Whether you use Boursin or pimento cheese, Ruffles or jalapeno Kettle chips, you can’t go wrong

A French omelet topped with crushed potato chips and chives. Mehr Singh

I taught myself how to make French-style omelets during pandemic lockdown, and then mostly forgot about them — to me, they denoted exquisite French cooking a la Jacques Pépin or Daniel Boulud, not something I’d whip up before my 9 to 5 or to curb a case of the munchies.

But then I watched Sydney Adamu (Ayo Edebiri) make a pillowy French omelet topped with chives and crushed-up potato chips for a hangry Natalie “Sugar” Berzatto on the penultimate episode of The Bear. Apart from bringing a decidedly Gen Z energy into the kitchen, Sydney’s dish paid homage to a timeless classic. While Marcus’ savory cannoli tugged at viewers’ heartstrings and the kitchen’s take on “deep dish” resembled something out of a Rei Kawakubo exhibit, I couldn’t stop thinking about that damn omelet. As a lover of custardy eggs and cheesy chips, I knew I had to immediately make one.

The adaptable recipe calls for a handful of ingredients and lets them all shine. I began with three of the freshest eggs I could find and cracked them into a bowl before giving them a thorough whisk. Unlike Sydney, I didn’t strain them (sorry, chef!), a sin for which I will atone on judgment day. I then heated a 10-inch nonstick skillet over low-medium heat and tossed in a tablespoon of butter. When it melted — but before it began to bubble — I poured in my eggs. Using a heat-resistant spatula, I swirled them into a scramble, intermittently shaking the pan in a circular motion to ensure that the eggs didn’t stick to the bottom or brown. I folded one edge of the omelet onto itself, about an inch, and then Googled to double-check how many times to fold a French omelet as fast as I could. The answer? Three.

Next I added a pat of butter to the pan, spreading it to the folded edge of the omelet to help lift it off the pan. I repeated this process two more times. After the first tuck, I exchanged Sydney’s carefully piped line of herb-speckled Boursin for a heaped tablespoon of scallion cream cheese (which was the closest thing I had in my fridge), added it to the center of the omelet, and then folded the edges over it. Upon tucking in the omelet’s final seam, I lightly pushed the omelet to the edge of the pan, which helped seal it. Then I gently tipped the cloud-like mass onto a plate, and swiped the top of it with a butter wrapper.

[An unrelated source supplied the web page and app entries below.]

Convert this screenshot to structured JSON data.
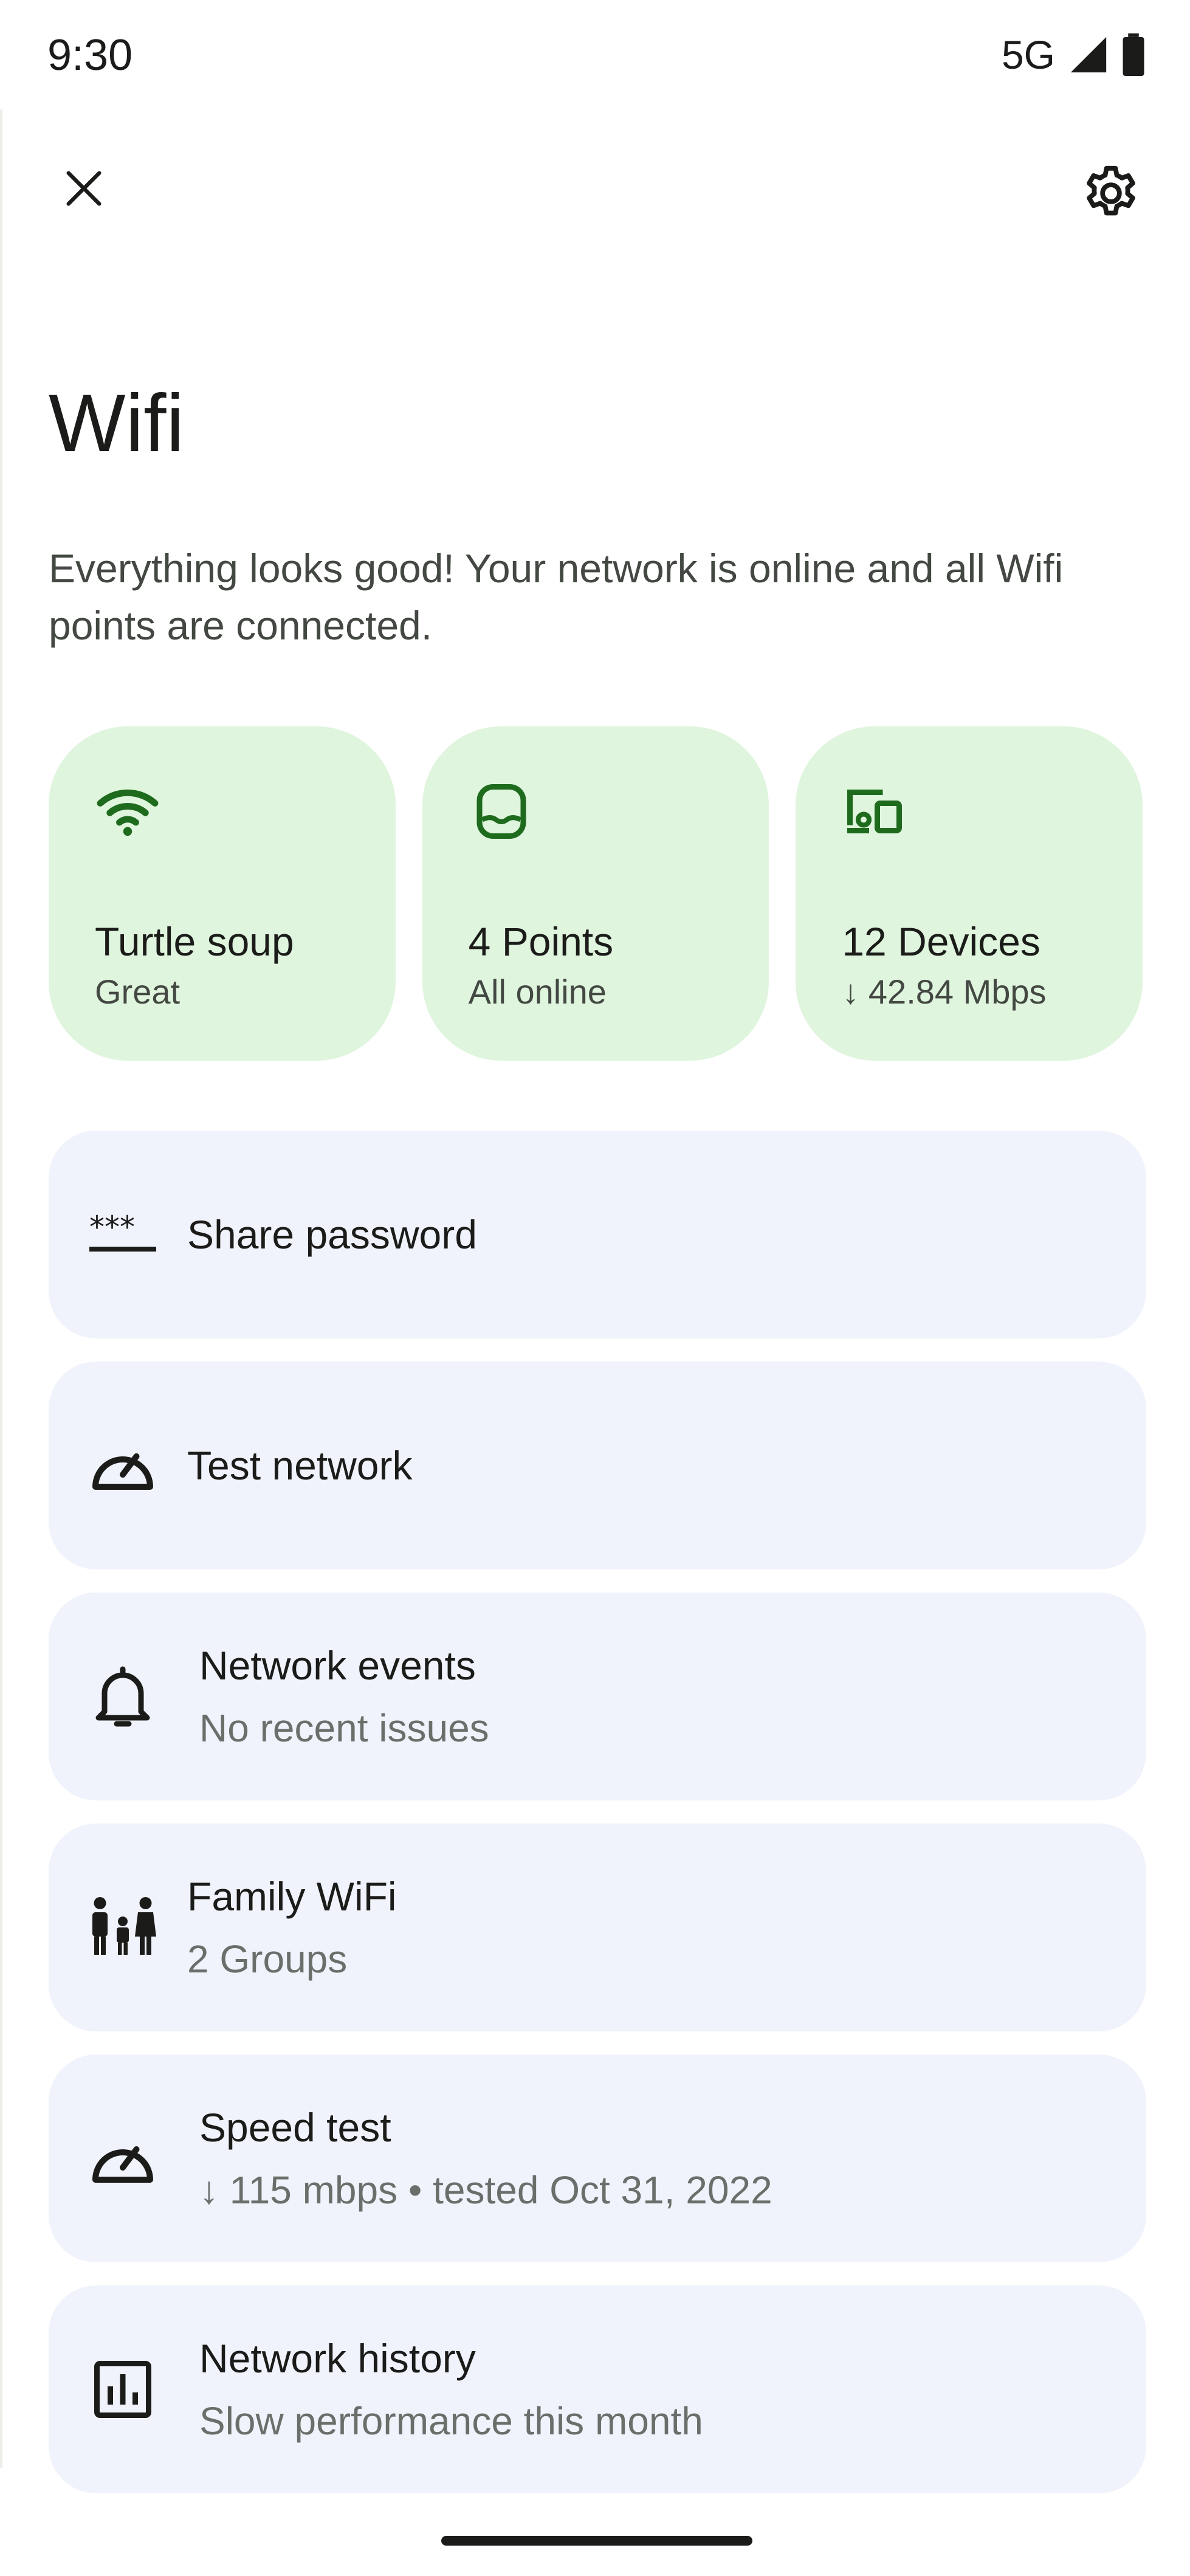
{
  "status_bar": {
    "time": "9:30",
    "network": "5G"
  },
  "app_bar": {
    "close_icon": "close-icon",
    "settings_icon": "gear-icon"
  },
  "header": {
    "title": "Wifi",
    "description": "Everything looks good! Your network is online and all Wifi points are connected."
  },
  "tiles": [
    {
      "title": "Turtle soup",
      "subtitle": "Great",
      "icon": "wifi-icon"
    },
    {
      "title": "4 Points",
      "subtitle": "All online",
      "icon": "wifi-point-icon"
    },
    {
      "title": "12 Devices",
      "subtitle": "↓ 42.84 Mbps",
      "icon": "devices-icon"
    }
  ],
  "cards": [
    {
      "title": "Share password",
      "subtitle": "",
      "icon": "password-icon"
    },
    {
      "title": "Test network",
      "subtitle": "",
      "icon": "speedometer-icon"
    },
    {
      "title": "Network events",
      "subtitle": "No recent issues",
      "icon": "bell-icon"
    },
    {
      "title": "Family WiFi",
      "subtitle": "2 Groups",
      "icon": "family-icon"
    },
    {
      "title": "Speed test",
      "subtitle": "↓ 115 mbps • tested Oct 31, 2022",
      "icon": "speedometer-icon"
    },
    {
      "title": "Network history",
      "subtitle": "Slow performance this month",
      "icon": "bar-chart-icon"
    }
  ],
  "colors": {
    "tile_bg": "#dff5dd",
    "tile_icon": "#1e6b1e",
    "card_bg": "#f0f3fb",
    "text_primary": "#1b1c1a",
    "text_secondary": "#6b6f6b"
  }
}
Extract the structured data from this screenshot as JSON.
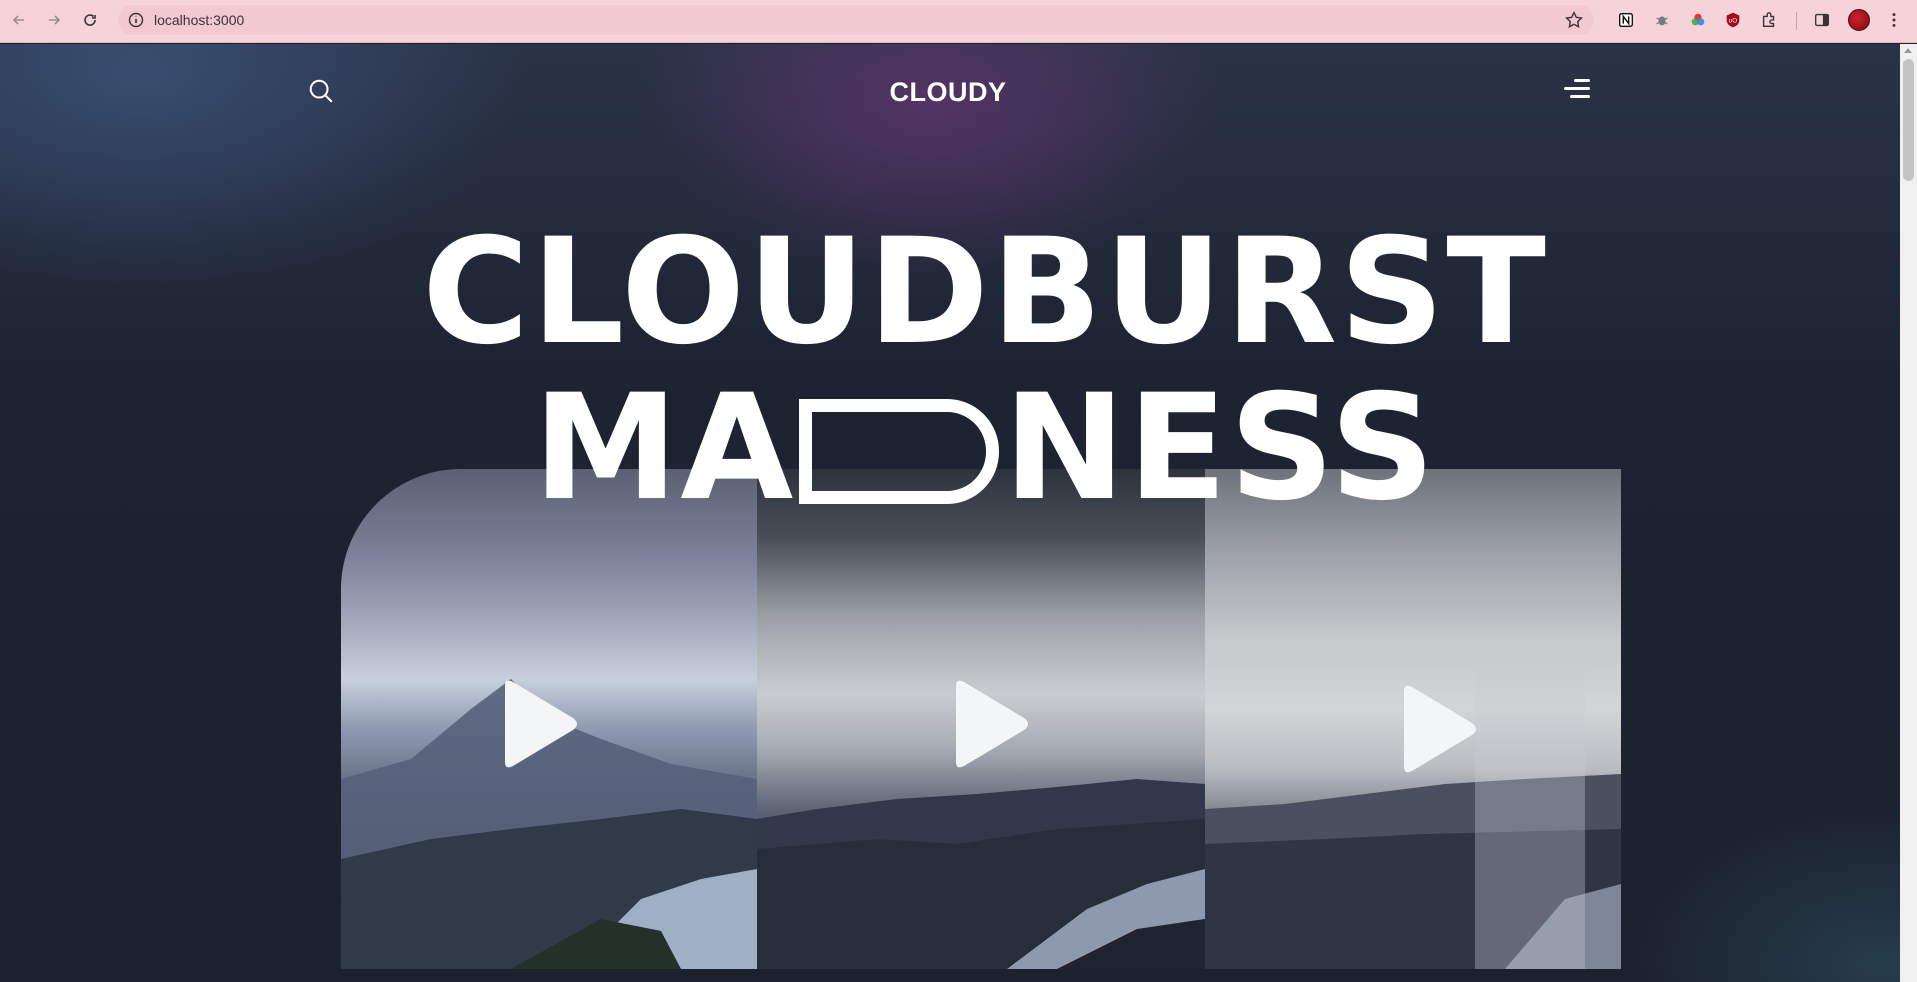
{
  "browser": {
    "url": "localhost:3000"
  },
  "site": {
    "brand": "CLOUDY",
    "hero": {
      "line1": "CLOUDBURST",
      "line2_left": "MA",
      "line2_right": "NESS"
    },
    "videos": [
      {
        "icon": "play-icon"
      },
      {
        "icon": "play-icon"
      },
      {
        "icon": "play-icon"
      }
    ]
  },
  "colors": {
    "chrome_bg": "#f5d3d9",
    "page_bg": "#1c222e",
    "text": "#ffffff"
  }
}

After that, I grabbed a handful of chips, “the kind with the ridges,” as Sydney tells Carmy. I crushed them directly over the plate, marveling at my creation.

My scallion cream cheese wasn’t the only variation from Sydney’s dish, which also calls for sour cream and onion chips. I also tried the recipe with a pimento cheese filling and jalapeno Kettle chips, chevre and barbecue-flavored chips, ricotta and garlic Parmesan chips, and feta and pickled dill chips. While Boursin eventually emerged as the superior cheese to use, the ridge factor of the potato chips didn’t do much for me — because they’re crushed up, the ridges don’t add that much to the dish. As a Kettle truther, I prefer Kettle-style chips, which are generally thicker and more potato-like — they create a perfect textural contrast with the soft omelet.

All of my experimentation taught me that with a reliable nonstick pan and a little attention to detail, it’s possible to achieve a bouncy French omelet with a sinuous center whenever you feel like it. Could Sydney’s recipe be a gateway for more elaborate creations? Sure. Could it benefit from a blanket of crispy mushrooms or curls of sauteed salami? Sure. Could it be the platonic ideal of a summer lunch, paired with a side of roasted tomatoes and a dirty martini? Definitely. But for now, it’s plenty.

Mehr Singh is a food and culture reporter based in New York. Her work appears in Bon Appétit, Food52, MR Magazine, and other publications.